Historically, Latin America has been characterized by highly centralized, often dictatorial, and frequently brutal governments. However, over the past four decades, despite some highly visible occasional setbacks, Latin America has been the scene of significant efforts to build more democratic societies. At the heart of many such undertakings have been initiatives that simultaneously sought to encourage both governmental decentralization and the strengthening of local government throughout the hemisphere.

The progress has been significant. Four decades ago almost no Latin American country elected either local or regional government officials with all such individuals being appointed by the country’s president. Today, virtually every country in the region elects local government officials and many elect regional governors. In many countries, these elections have served as the vehicles by which once monolithic, political party machines have been forced to give way to more pluralistic governing systems.

In part, these efforts have been the result of local demands for more responsive, participatory and accountable governance. They also have been very strongly encouraged and supported by various
international organizations and national aid agencies as a means to improve the quality of public service delivery. In more recent years, these efforts also have been guided by a growing recognition that strong local governments have the capacity to play important roles in local, regional and national economic development.

Since the summer of 1995, each June, local and regional, as well as some national, government officials from throughout Latin America have been coming together in Miami to assess the progress being made in the building of local democracy and to develop strategies to further advance the strengthening of municipal government throughout the hemisphere as a means of both building democratic institutions and advancing the economic well-being of Latin America’s people.

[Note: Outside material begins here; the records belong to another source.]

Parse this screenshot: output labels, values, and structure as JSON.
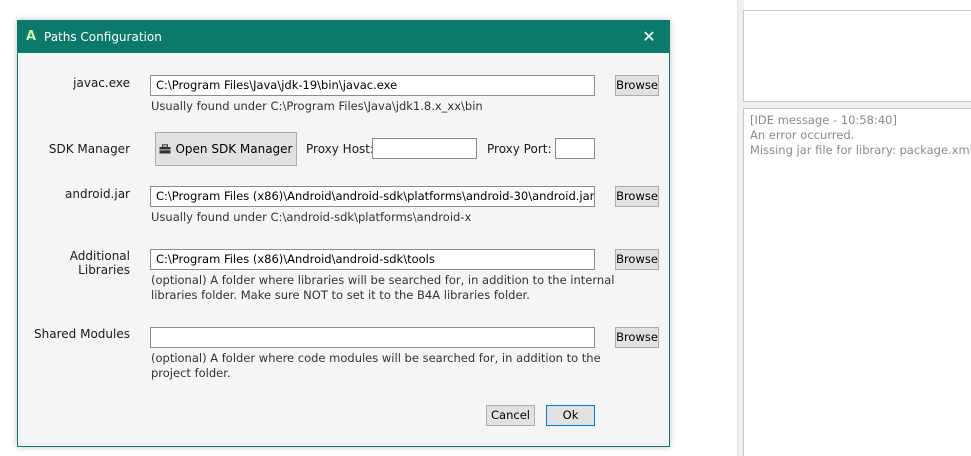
{
  "dialog": {
    "app_icon": "A",
    "title": "Paths Configuration",
    "close_glyph": "✕"
  },
  "javac": {
    "label": "javac.exe",
    "value": "C:\\Program Files\\Java\\jdk-19\\bin\\javac.exe",
    "hint": "Usually found under C:\\Program Files\\Java\\jdk1.8.x_xx\\bin",
    "browse_label": "Browse"
  },
  "sdk_manager": {
    "label": "SDK Manager",
    "button_label": "Open SDK Manager",
    "icon": "toolbox-icon",
    "proxy_host_label": "Proxy Host:",
    "proxy_host_value": "",
    "proxy_port_label": "Proxy Port:",
    "proxy_port_value": ""
  },
  "android_jar": {
    "label": "android.jar",
    "value": "C:\\Program Files (x86)\\Android\\android-sdk\\platforms\\android-30\\android.jar",
    "hint": "Usually found under C:\\android-sdk\\platforms\\android-x",
    "browse_label": "Browse"
  },
  "additional_libraries": {
    "label": "Additional Libraries",
    "value": "C:\\Program Files (x86)\\Android\\android-sdk\\tools",
    "hint_line1": "(optional) A folder where libraries will be searched for, in addition to the internal",
    "hint_line2": "libraries folder. Make sure NOT to set it to the B4A libraries folder.",
    "browse_label": "Browse"
  },
  "shared_modules": {
    "label": "Shared Modules",
    "value": "",
    "hint_line1": "(optional) A folder where code modules will be searched for, in addition to the",
    "hint_line2": "project folder.",
    "browse_label": "Browse"
  },
  "footer": {
    "cancel_label": "Cancel",
    "ok_label": "Ok"
  },
  "ide_log": {
    "line1": "[IDE message - 10:58:40]",
    "line2": "An error occurred.",
    "line3": "Missing jar file for library: package.xml"
  },
  "colors": {
    "accent": "#0b7a6c",
    "dialog_bg": "#f5f5f5",
    "log_text": "#8a8a8a"
  }
}
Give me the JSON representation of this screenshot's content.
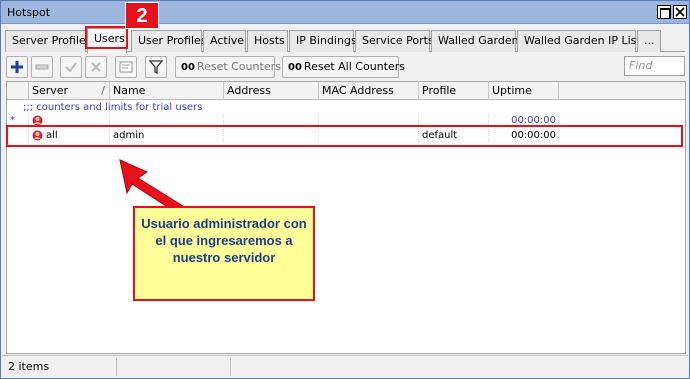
{
  "window": {
    "title": "Hotspot"
  },
  "tabs": [
    {
      "label": "Server Profiles"
    },
    {
      "label": "Users"
    },
    {
      "label": "User Profiles"
    },
    {
      "label": "Active"
    },
    {
      "label": "Hosts"
    },
    {
      "label": "IP Bindings"
    },
    {
      "label": "Service Ports"
    },
    {
      "label": "Walled Garden"
    },
    {
      "label": "Walled Garden IP List"
    },
    {
      "label": "..."
    }
  ],
  "toolbar": {
    "reset_counters": {
      "prefix": "00",
      "label": "Reset Counters"
    },
    "reset_all_counters": {
      "prefix": "00",
      "label": "Reset All Counters"
    },
    "find_placeholder": "Find",
    "icons": [
      "add-icon",
      "remove-icon",
      "enable-icon",
      "disable-icon",
      "comment-icon",
      "filter-icon"
    ]
  },
  "table": {
    "columns": [
      "Server",
      "Name",
      "Address",
      "MAC Address",
      "Profile",
      "Uptime"
    ],
    "sort_indicator": "/",
    "comment": ";;; counters and limits for trial users",
    "rows": [
      {
        "flag": "*",
        "server": "",
        "name": "",
        "address": "",
        "mac": "",
        "profile": "",
        "uptime": "00:00:00"
      },
      {
        "flag": "",
        "server": "all",
        "name": "admin",
        "address": "",
        "mac": "",
        "profile": "default",
        "uptime": "00:00:00"
      }
    ]
  },
  "status": {
    "items": "2 items"
  },
  "annotations": {
    "step_number": "2",
    "callout_text": "Usuario administrador con el que ingresaremos a nuestro servidor"
  },
  "colors": {
    "highlight": "#e8101a",
    "callout_bg": "#ffff99",
    "callout_text": "#1d3d8a",
    "titlebar": "#9cb6e0"
  }
}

Sponsored by Miami-Dade County and organized by Florida International University’s Institute for Public Management & Community Service, some 500 local government leaders from throughout the hemisphere will once again gather in Miami from June 17-20 for what will be the  25th annual inter-American Conference of Mayors and Local Authorities. They will be participating in what has become the largest annual non-political gathering of Latin Americans concerned with the building of local government.

The conference will be kicked off with a keynote address by Luis Alberto Moreno, the president of the hemisphere’s most important multinational organization, the Inter-American Development Bank. In addition to Miami-Dade County Commissioner Javier Souto, a long time advocate of strengthening of local government throughout Latin America, conference attendees will hear from an array of prominent figures from throughout the hemisphere.

For the past 25 years, ideas and initiatives emerging from this annual meeting have significantly influenced the actions of presidents, parliaments and regional authorities throughout Latin America in terms of the strengthening of local governments and the enhancement of their role in the construction of democratic institutions.

Of particular note, the conference, in many instances. has enabled both national and international leaders to learn about the importance of strong local governments for both economic and democratic development. As the long time president of the IDB, Enrique Iglesias, frequently noted, it was through his participation in this conference that he first realized the importance of the bank working with local governments.

Similarly, the conference has served as both an inspiration and a learning opportunity for those at the grass roots of democratic development. As the then mayor of Asunción, Paraguay, one of the most democratically challenged countries of the hemisphere, commented in a Miami Herald story a decade ago, “The conference is like a great supermarket of ideas for local government officials.”